"Wastewater treatment in the Marcellus Shale alone will likely exceed $3 billion/year in less than ten years as drilling in this massive (natural gas field) accelerates," Boenning & Scattergood water-stock analysts Ryan M. Connors told clients in a report today, citing a study by Penn State..
It takes up to six million gallons of water to use hydraulic fracturing ("fracking") to drive natural gas into production from a single well in the Marcellus rock formation in Pennsylvania and nearby states. Drillers contemplate tens of thousands of wells; Boenning expects 3,300 Marcellus wells by 2020, pumping water at 14 cents a gallon.
"Most of this water returns to the surface in the form of a contaminated liquid," containing "chlorides and sulfates as well as heavy metals," and other caustic compounds, " the disposal of which presents yet-to-be-fully resolved challenges for gas companies," Connors writes.
Exxon is so afraid stricter water-quality legislation could derail shale-gas drilling that the company "inserted a protection clause allowing it to walk away should new laws restrict the company from fracking" in its $41 billion deal to buy Marcellus driller XTO Energy earlier this month.
What to do with all the contaminant? In Texas and Louisiana shale fields, where water-quality laws are relatively lax compared to Pennsylvania, West Virginia and other Eastern states, drillers just truck it across the plains and dump it down thousands of dry oil wells; their big concern is water supply and recycling.
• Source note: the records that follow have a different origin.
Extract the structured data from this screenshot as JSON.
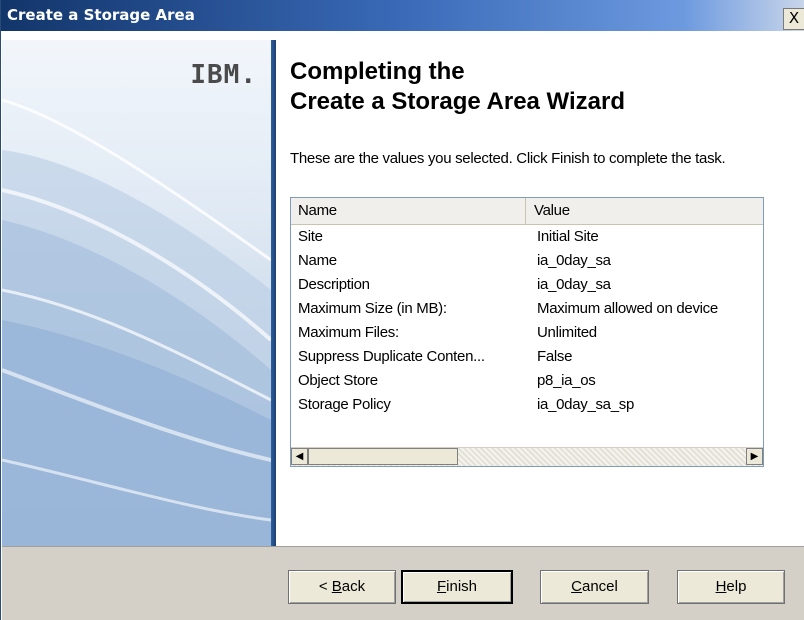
{
  "window": {
    "title": "Create a Storage Area",
    "close_label": "X"
  },
  "side_panel": {
    "logo": "IBM."
  },
  "heading": {
    "line1": "Completing the",
    "line2": "Create a Storage Area Wizard"
  },
  "instructions": "These are the values you selected. Click Finish to complete the task.",
  "summary_table": {
    "columns": [
      "Name",
      "Value"
    ],
    "rows": [
      {
        "name": "Site",
        "value": "Initial Site"
      },
      {
        "name": "Name",
        "value": "ia_0day_sa"
      },
      {
        "name": "Description",
        "value": "ia_0day_sa"
      },
      {
        "name": "Maximum Size (in MB):",
        "value": "Maximum allowed on device"
      },
      {
        "name": "Maximum Files:",
        "value": "Unlimited"
      },
      {
        "name": "Suppress Duplicate Conten...",
        "value": "False"
      },
      {
        "name": "Object Store",
        "value": "p8_ia_os"
      },
      {
        "name": "Storage Policy",
        "value": "ia_0day_sa_sp"
      }
    ]
  },
  "buttons": {
    "back_prefix": "< ",
    "back_key": "B",
    "back_rest": "ack",
    "finish_key": "F",
    "finish_rest": "inish",
    "cancel_key": "C",
    "cancel_rest": "ancel",
    "help_key": "H",
    "help_rest": "elp"
  },
  "colors": {
    "title_bar_start": "#12356a",
    "title_bar_end": "#c9d6ea",
    "side_panel": "#cfdcec",
    "divider": "#2f5f9e",
    "footer": "#d4d0c8"
  }
}
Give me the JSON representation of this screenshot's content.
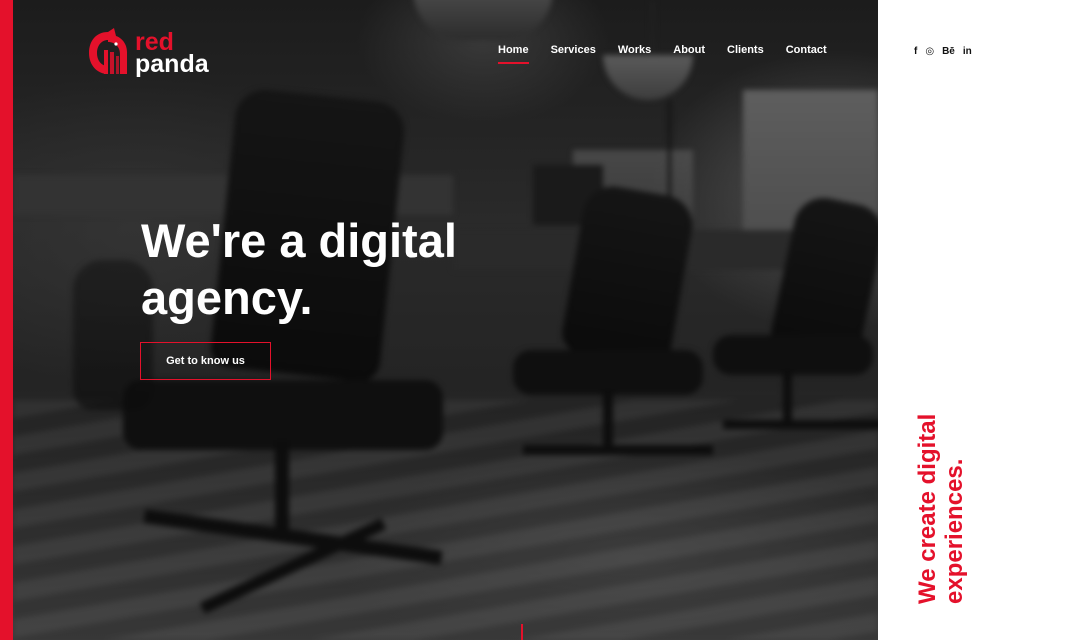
{
  "brand": {
    "name_line1": "red",
    "name_line2": "panda",
    "logo_icon": "red-panda-logo-icon",
    "accent_color": "#e4112b"
  },
  "nav": {
    "items": [
      {
        "label": "Home",
        "active": true
      },
      {
        "label": "Services",
        "active": false
      },
      {
        "label": "Works",
        "active": false
      },
      {
        "label": "About",
        "active": false
      },
      {
        "label": "Clients",
        "active": false
      },
      {
        "label": "Contact",
        "active": false
      }
    ]
  },
  "hero": {
    "headline_line1": "We're a digital",
    "headline_line2": "agency.",
    "cta_label": "Get to know us"
  },
  "social": {
    "items": [
      {
        "label": "f",
        "icon": "facebook-icon"
      },
      {
        "label": "◎",
        "icon": "instagram-icon"
      },
      {
        "label": "Bē",
        "icon": "behance-icon"
      },
      {
        "label": "in",
        "icon": "linkedin-icon"
      }
    ]
  },
  "side": {
    "tagline_line1": "We create digital",
    "tagline_line2": "experiences."
  }
}
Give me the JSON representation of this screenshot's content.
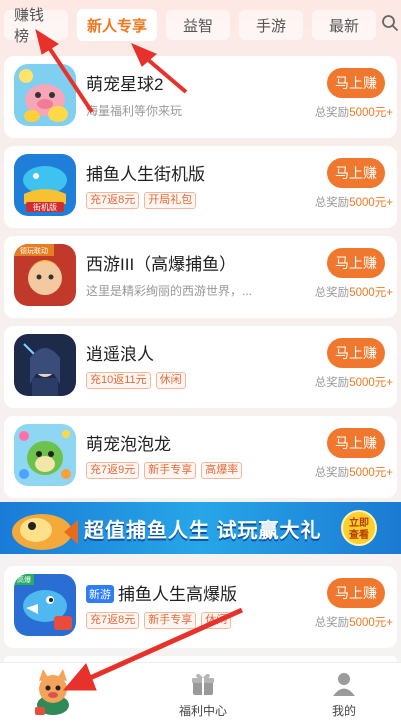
{
  "tabs": [
    {
      "label": "赚钱榜"
    },
    {
      "label": "新人专享",
      "active": true
    },
    {
      "label": "益智"
    },
    {
      "label": "手游"
    },
    {
      "label": "最新"
    }
  ],
  "games": [
    {
      "title": "萌宠星球2",
      "desc": "海量福利等你来玩",
      "tags": [],
      "button": "马上赚",
      "reward_prefix": "总奖励",
      "reward_amount": "5000元+"
    },
    {
      "title": "捕鱼人生街机版",
      "tags": [
        "充7返8元",
        "开局礼包"
      ],
      "button": "马上赚",
      "reward_prefix": "总奖励",
      "reward_amount": "5000元+"
    },
    {
      "title": "西游III（高爆捕鱼）",
      "desc": "这里是精彩绚丽的西游世界，...",
      "tags": [],
      "button": "马上赚",
      "reward_prefix": "总奖励",
      "reward_amount": "5000元+"
    },
    {
      "title": "逍遥浪人",
      "tags": [
        "充10返11元",
        "休闲"
      ],
      "button": "马上赚",
      "reward_prefix": "总奖励",
      "reward_amount": "5000元+"
    },
    {
      "title": "萌宠泡泡龙",
      "tags": [
        "充7返9元",
        "新手专享",
        "高爆率"
      ],
      "button": "马上赚",
      "reward_prefix": "总奖励",
      "reward_amount": "5000元+"
    },
    {
      "title": "捕鱼人生高爆版",
      "badge": "新游",
      "tags": [
        "充7返8元",
        "新手专享",
        "休闲"
      ],
      "button": "马上赚",
      "reward_prefix": "总奖励",
      "reward_amount": "5000元+"
    }
  ],
  "banner": {
    "text": "超值捕鱼人生 试玩赢大礼",
    "button_line1": "立即",
    "button_line2": "查看"
  },
  "icon_labels": {
    "game3": "德玩联动",
    "game2": "街机版",
    "game6": "高爆"
  },
  "bottom_nav": [
    {
      "label": "",
      "icon": "mascot-icon"
    },
    {
      "label": "福利中心",
      "icon": "gift-icon"
    },
    {
      "label": "我的",
      "icon": "user-icon"
    }
  ],
  "colors": {
    "accent": "#f0782e",
    "tag_text": "#e06a3b",
    "annotation": "#e8312a"
  }
}
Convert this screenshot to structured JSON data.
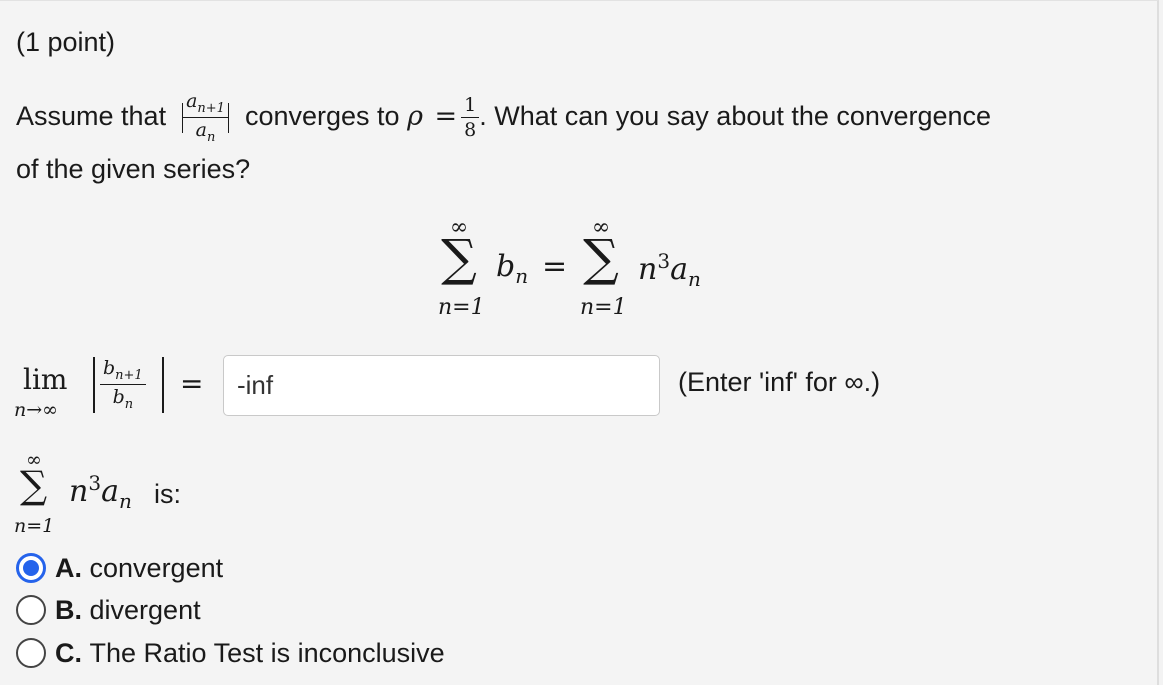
{
  "points_label": "(1 point)",
  "question": {
    "prefix": "Assume that",
    "ratio_num": "a",
    "ratio_num_sub": "n+1",
    "ratio_den": "a",
    "ratio_den_sub": "n",
    "middle": "converges to",
    "rho": "ρ",
    "equals": "=",
    "rho_num": "1",
    "rho_den": "8",
    "suffix": ". What can you say about the convergence",
    "line2": "of the given series?"
  },
  "series_display": {
    "sum_top": "∞",
    "sum_symbol": "∑",
    "sum_bottom": "n=1",
    "lhs_term": "b",
    "lhs_sub": "n",
    "equals": "=",
    "rhs_base": "n",
    "rhs_exp": "3",
    "rhs_a": "a",
    "rhs_sub": "n"
  },
  "limit": {
    "lim": "lim",
    "under": "n→∞",
    "num": "b",
    "num_sub": "n+1",
    "den": "b",
    "den_sub": "n",
    "equals": "="
  },
  "answer_input": {
    "value": "-inf",
    "placeholder": ""
  },
  "hint": "(Enter 'inf' for ∞.)",
  "series_question": {
    "top": "∞",
    "symbol": "∑",
    "bottom": "n=1",
    "base": "n",
    "exp": "3",
    "a": "a",
    "sub": "n",
    "suffix": "is:"
  },
  "options": [
    {
      "letter": "A.",
      "text": "convergent",
      "selected": true
    },
    {
      "letter": "B.",
      "text": "divergent",
      "selected": false
    },
    {
      "letter": "C.",
      "text": "The Ratio Test is inconclusive",
      "selected": false
    }
  ],
  "colors": {
    "accent": "#2563eb",
    "background": "#f4f4f4"
  }
}
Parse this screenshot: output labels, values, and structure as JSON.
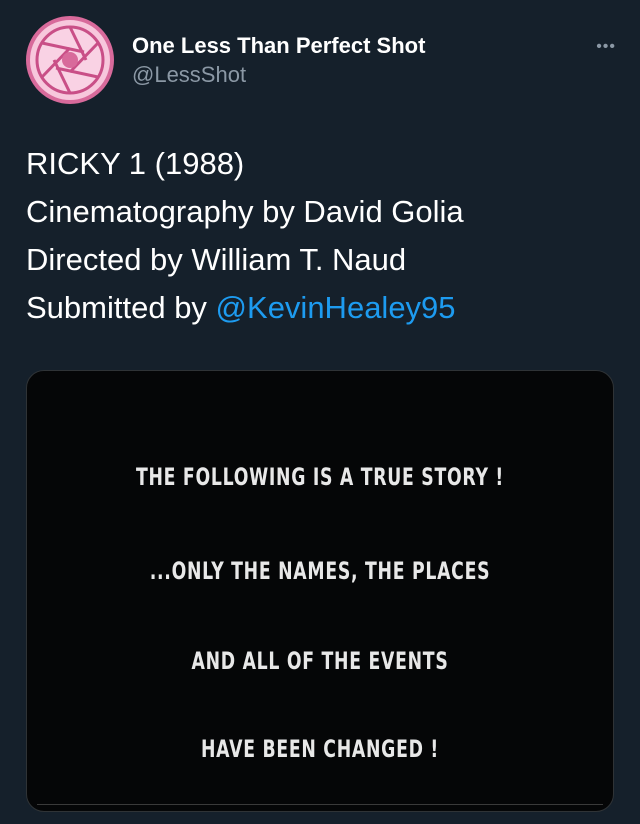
{
  "author": {
    "display_name": "One Less Than Perfect Shot",
    "handle": "@LessShot",
    "avatar_icon": "camera-aperture-icon",
    "more_label": "•••"
  },
  "tweet": {
    "line1": "RICKY 1 (1988)",
    "line2": "Cinematography by David Golia",
    "line3": "Directed by William T. Naud",
    "line4_prefix": "Submitted by ",
    "mention": "@KevinHealey95"
  },
  "media": {
    "captions": [
      "THE FOLLOWING IS A TRUE STORY !",
      "...ONLY THE NAMES, THE PLACES",
      "AND ALL OF THE EVENTS",
      "HAVE BEEN CHANGED !"
    ]
  },
  "colors": {
    "background": "#15202b",
    "link": "#1d9bf0",
    "secondary_text": "#8b98a5",
    "avatar_pink": "#d86a9b"
  }
}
But in upstate PA, where water laws are stronger and roads are mountainous, wastewater disposal is expensive.
Some frackers send the water to municipal treatment facilities, but those "are designed to treat biological, not chemical, wastewater."